I should be crocheting, but I’ve actually designed something, and since I don’t have the yarn to make it, I’ve got temporarily disinterested in the rest. I’ll let you know more about it as and when I can…
So for now, a couple more books. I just finished Agnes Grey, and I’d like to write about that, but if I don’t catch up with the list in order I’m afraid some of the entries upon it will remain forever undescribed, and that would be terrible, of course!
This is a beautifully (and amusingly) illustrated modern Jewish fable. Do not let the illustrations make it seem like it should be for young children, as I suspect it would take adolescents (or their older friends) to get all of the subtle references.
I haven’t read the other three books in this series, but certainly wouldn’t object to doing so if I happened to find them.
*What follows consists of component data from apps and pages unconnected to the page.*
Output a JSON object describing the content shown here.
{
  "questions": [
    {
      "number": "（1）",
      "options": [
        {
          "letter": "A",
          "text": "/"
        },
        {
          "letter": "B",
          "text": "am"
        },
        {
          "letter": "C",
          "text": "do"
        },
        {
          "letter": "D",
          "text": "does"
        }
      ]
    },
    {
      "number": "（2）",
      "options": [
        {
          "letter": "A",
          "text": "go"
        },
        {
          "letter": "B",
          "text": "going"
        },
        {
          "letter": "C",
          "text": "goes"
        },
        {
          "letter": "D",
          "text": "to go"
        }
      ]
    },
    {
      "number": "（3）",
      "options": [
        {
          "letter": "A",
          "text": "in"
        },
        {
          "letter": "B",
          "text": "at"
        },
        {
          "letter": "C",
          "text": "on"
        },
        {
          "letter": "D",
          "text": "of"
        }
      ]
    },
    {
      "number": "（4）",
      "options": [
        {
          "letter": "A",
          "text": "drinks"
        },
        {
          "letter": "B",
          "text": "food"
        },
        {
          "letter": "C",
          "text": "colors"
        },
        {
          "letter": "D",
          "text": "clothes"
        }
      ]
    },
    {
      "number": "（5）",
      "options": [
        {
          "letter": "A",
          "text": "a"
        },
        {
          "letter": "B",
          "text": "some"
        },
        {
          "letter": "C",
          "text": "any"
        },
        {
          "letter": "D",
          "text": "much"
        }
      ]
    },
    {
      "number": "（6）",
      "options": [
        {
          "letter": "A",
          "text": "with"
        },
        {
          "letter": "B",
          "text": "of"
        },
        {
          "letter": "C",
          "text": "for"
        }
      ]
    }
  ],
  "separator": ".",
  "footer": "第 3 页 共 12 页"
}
At the centre of this book is Tom Natsworthy, a young apprentice on the Traction City of London who by chance gets caught up in the personal disputes of Hester, Katherine, and the latter’s father Valentine, London’s hero, and must flee for his life. Tom lives in a world where people are expendable; villages, towns and cities must destroy each other or be destroyed for their resources; and where the very idea of actually settling in one place is taboo. It’s a complicated world, but a well thought out one, and an intriguing set of tales.
It’s been quite awhile, and the main thing I remember about listening to this book is the regular surprise at what was going to happen next. Certainly the romances did not go as expected. Which is not to say that the story is not memorable – just that it’s fairly complex, and keeps the reader guessing.
Mr Hogarth has brought up his two nieces, and educated them in a way generally considered suitable for boys who will have to make their own way in life, rather than for girls. On his death they discover he means them to do just that, leaving all of his money and property to a hitherto unknown son, who in turn would have preferred some contact with his father in life. After thinking through the opportunities both young women make their way to Australia, and the new society there, and slowly build themselves decent lives.
Now I specifically read this at Pesach, (which shows just how far behind I am with this list, and why I amn’t recalling every detail) because I brought it as a gift for the family (good friends) I spent the first days with, and the three-year-old boy had me (and everyone else) read it to him countless times. [Note that I haven’t included on the list all the other kids’ books I read to them, but we went through this one enough for it to count, I think!] He was in fits of laughter every single time (the older kids liked it, but not as much as he did). I had great fun doing voices, and his exuberance and the book itself were a perfect match. It’s just good, and I highly recommend it for reading to young children (which I love doing).
Tags: A Tale of Seven Sheep, Agnes Grey, audiobooks, books, Catherine Helen Spence, children's books, crochet, Don't Let the Pigeon Drive the Bus, Gadi Pollock, illustrations, Jewish books, Librivox, Mo Willems, Mortal Engines, Mr Hogarth's Will, NaBloPoMo, Novels, Philip Reeve, Philip Wilkinson, reading aloud